Views, may satisfy us that we can find no certainty on one side
of the Question; but do not at all thereby help us to Truth, by
running into the opposite Opinion, which, on examination, will be
found clogg’d with equal difficulties. For what Safety, what Ad-
vantage to any one is it, for the avoiding the seeming Absurdities,
and, to him, unsurmountable Rubs he meets with in one Opinion,
to take refuge in the contrary, which is built on something alto-
gether as inexplicable, and as far remote from his Comprehension?
’Tis past controversy, that we have in us something that thinks, our
very Doubts about what it is, confirm the certainty of its being,
though we must content our selves in the Ignorance of what kind of
Being it is: And ’tis in vain to go about to be sceptical in this, as it is
unreasonable in most other cases to be positive against the being
of any thing, because we cannot comprehend its Nature. For I
would fain know what Substance exists that has not something in it,
which manifestly baffles our Understandings. Other Spirits, who
see and know the Nature and inward Constitution of things, how
much must they exceed us in Knowledge? To which if we add
larger Comprehension, which enables them at one Glance to see the

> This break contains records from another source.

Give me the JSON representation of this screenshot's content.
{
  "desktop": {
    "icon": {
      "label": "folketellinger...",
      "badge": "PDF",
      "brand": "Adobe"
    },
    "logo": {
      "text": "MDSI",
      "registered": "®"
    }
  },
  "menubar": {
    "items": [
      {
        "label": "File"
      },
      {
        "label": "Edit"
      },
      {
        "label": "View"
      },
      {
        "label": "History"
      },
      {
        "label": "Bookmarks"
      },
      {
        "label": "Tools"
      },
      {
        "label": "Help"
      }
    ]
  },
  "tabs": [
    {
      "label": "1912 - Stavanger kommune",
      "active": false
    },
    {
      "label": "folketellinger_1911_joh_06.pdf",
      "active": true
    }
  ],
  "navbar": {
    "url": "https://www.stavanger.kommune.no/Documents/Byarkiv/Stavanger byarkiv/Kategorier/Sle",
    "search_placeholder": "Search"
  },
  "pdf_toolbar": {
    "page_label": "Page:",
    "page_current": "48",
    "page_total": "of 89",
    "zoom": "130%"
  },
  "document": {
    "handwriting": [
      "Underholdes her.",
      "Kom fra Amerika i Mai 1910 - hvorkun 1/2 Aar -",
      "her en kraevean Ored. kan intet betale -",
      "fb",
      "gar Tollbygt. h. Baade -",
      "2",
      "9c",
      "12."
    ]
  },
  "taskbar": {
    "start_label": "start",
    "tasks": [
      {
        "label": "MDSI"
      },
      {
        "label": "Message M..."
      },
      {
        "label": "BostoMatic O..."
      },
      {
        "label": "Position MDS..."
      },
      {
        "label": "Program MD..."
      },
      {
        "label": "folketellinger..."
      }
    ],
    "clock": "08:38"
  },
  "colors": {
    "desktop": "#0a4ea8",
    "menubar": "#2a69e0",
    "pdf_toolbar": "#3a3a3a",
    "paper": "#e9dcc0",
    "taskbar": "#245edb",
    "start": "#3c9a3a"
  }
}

Connexion and Agreement of very many Ideas, and readily supplys
to them the intermediate Proofs, which we by single and slow Steps,
and long poring in the dark, hardly at last find out, and are often
ready to forget one before we have hunted out another, we may
guess at some part of the Happiness of superior Ranks of Spirits,
who have a quicker and more penetrating Sight, as well as a larger
Field of Knowledge. But to return to the Argument in hand, our
Knowledge, I say, is not only limited to the Paucity and Imperfections
of the Ideas we have, and which we employ it about, but even comes
short of that too: But how far it reaches, let us now enquire.
Locke Hum IV, 3, §6, pp. 539-540-541-542-543